- Some clients have their own front-end specialists, who will do their own user research before building the specifications
- References Apple’s Human Interface Guidelines
- A user research toolbox would be helpful as a mark of excellence towards clients
- Within their company there are two programmers that also work on the front-end, they would be the actual users of the toolbox
- Empathy with the end users is important when programming software, a toolbox can be a good way to support this
- The toolbox should contain really practical methods such as guidelines and checklists, and should not bother the programmer too much with information that is not useful at that moment. Continue reading
As I discussed in an earlier post, the typical user-centered design cycle described in Wallach and Scholz’ paper  comprises the following five categories: Scope, Analyse, Design, Validate and Deliver. In each iteration, in principle all five categories are used, but especially Analyse, Design and Validate.

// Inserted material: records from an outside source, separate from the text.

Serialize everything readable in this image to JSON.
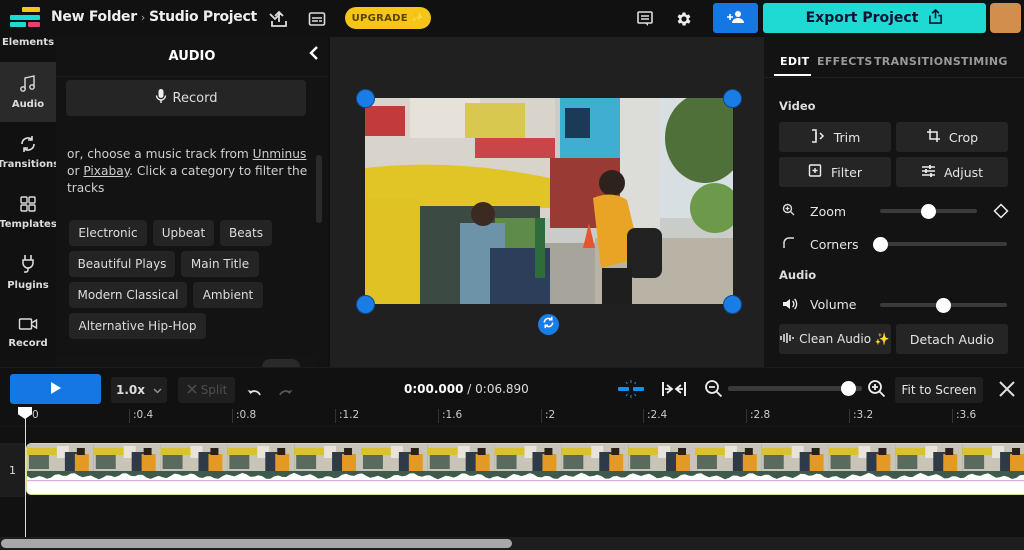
{
  "topbar": {
    "breadcrumb_folder": "New Folder",
    "breadcrumb_sep": "›",
    "project_title": "Studio Project",
    "upgrade_label": "UPGRADE ✨",
    "export_label": "Export Project",
    "colors": {
      "accent_blue": "#1577e3",
      "export_teal": "#1fd9d3",
      "upgrade_yellow": "#f5c518",
      "avatar": "#d28e4c"
    }
  },
  "rail": {
    "items": [
      {
        "label": "Elements"
      },
      {
        "label": "Audio"
      },
      {
        "label": "Transitions"
      },
      {
        "label": "Templates"
      },
      {
        "label": "Plugins"
      },
      {
        "label": "Record"
      }
    ]
  },
  "audio_panel": {
    "title": "AUDIO",
    "record_label": "Record",
    "desc_prefix": "or, choose a music track from ",
    "link_unminus": "Unminus",
    "desc_or": " or ",
    "link_pixabay": "Pixabay",
    "desc_suffix": ". Click a category to filter the tracks",
    "categories": [
      "Electronic",
      "Upbeat",
      "Beats",
      "Beautiful Plays",
      "Main Title",
      "Modern Classical",
      "Ambient",
      "Alternative Hip-Hop"
    ]
  },
  "right_panel": {
    "tabs": [
      "EDIT",
      "EFFECTS",
      "TRANSITIONS",
      "TIMING"
    ],
    "active_tab": "EDIT",
    "video_section": "Video",
    "buttons": {
      "trim": "Trim",
      "crop": "Crop",
      "filter": "Filter",
      "adjust": "Adjust"
    },
    "zoom_label": "Zoom",
    "zoom_value": 0.5,
    "corners_label": "Corners",
    "corners_value": 0,
    "audio_section": "Audio",
    "volume_label": "Volume",
    "volume_value": 0.5,
    "clean_audio": "Clean Audio ✨",
    "detach_audio": "Detach Audio"
  },
  "transport": {
    "speed": "1.0x",
    "split_label": "Split",
    "current_time": "0:00.000",
    "time_sep": " / ",
    "duration": "0:06.890",
    "timeline_zoom_value": 0.9,
    "fit_label": "Fit to Screen"
  },
  "timeline": {
    "ticks": [
      "0",
      ":0.4",
      ":0.8",
      ":1.2",
      ":1.6",
      ":2",
      ":2.4",
      ":2.8",
      ":3.2",
      ":3.6"
    ],
    "track_number": "1",
    "playhead_time": "0:00.000",
    "scroll_fraction": 0.5
  }
}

In particular user involvement in the Analyse phase, I find interesting. Often user tests or evaluations are only done after the design process, missing an important opportunity to get inspired by and empathize with the users, before starting the design process.
“Deviating from common practice in usability textbooks – where methods of usability evaluation are subsumed under the umbrella of the validation phase – we are also addressing these already in our description of activities in the Analyse phase.”

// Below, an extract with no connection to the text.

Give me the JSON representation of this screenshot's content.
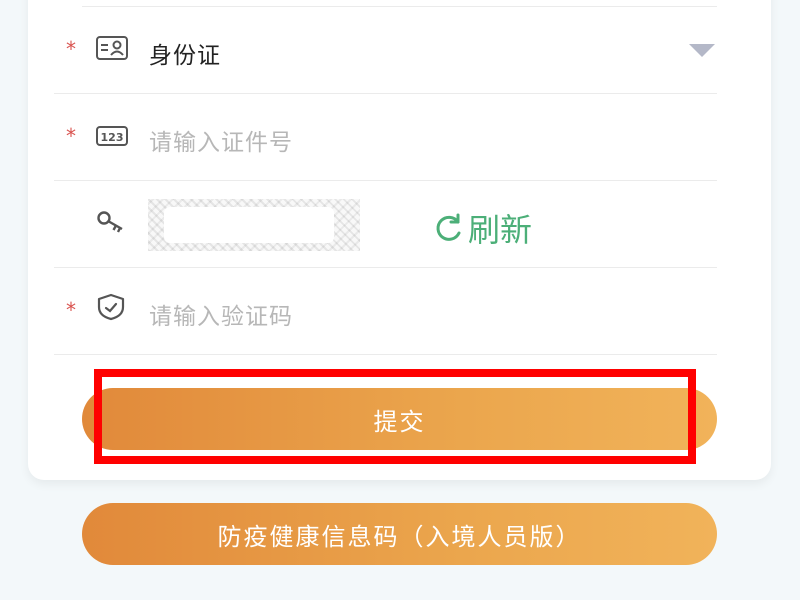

But even before that, in the Scope phase, a common ground should be established between stakeholders, including users. The major goals and constraints of the project need to be identified and discussed at a qualitative level to set the agenda for the Analysis stage.
“Art lives from constraints and dies from freedom” – da Vinci
Without establishing clear borders of the design space, there is a risk of overdesigning aspects that later become unnecessary. Technological and user-contextual constraints need to be analysed and understood early to provide common ground for the different stakeholders.
In experience design, setting goals is asking ‘Why’ questions . Why would a user want a certain benefit or feature? For example, you might want to design a chair. The chair itself is a feature. Being able to sit, is a benefit of a chair. But why would you want to sit? Perhaps it is to give you a moment of relaxation after walking all day. Perhaps it provides you with a comfortable position to have dinner with your friend. These are experiences. I personally think that experiences are the very best goals to set, being a designer.
Instead of talking about User Centered Design as an opposite or competitor of Experience design, I think Experience design provides great stories as starting points and original ideas, that can become great products if thoroughly developed through User Centered Design. It all starts with Experience design, but it needs to be followed up with User Centered design. Continue reading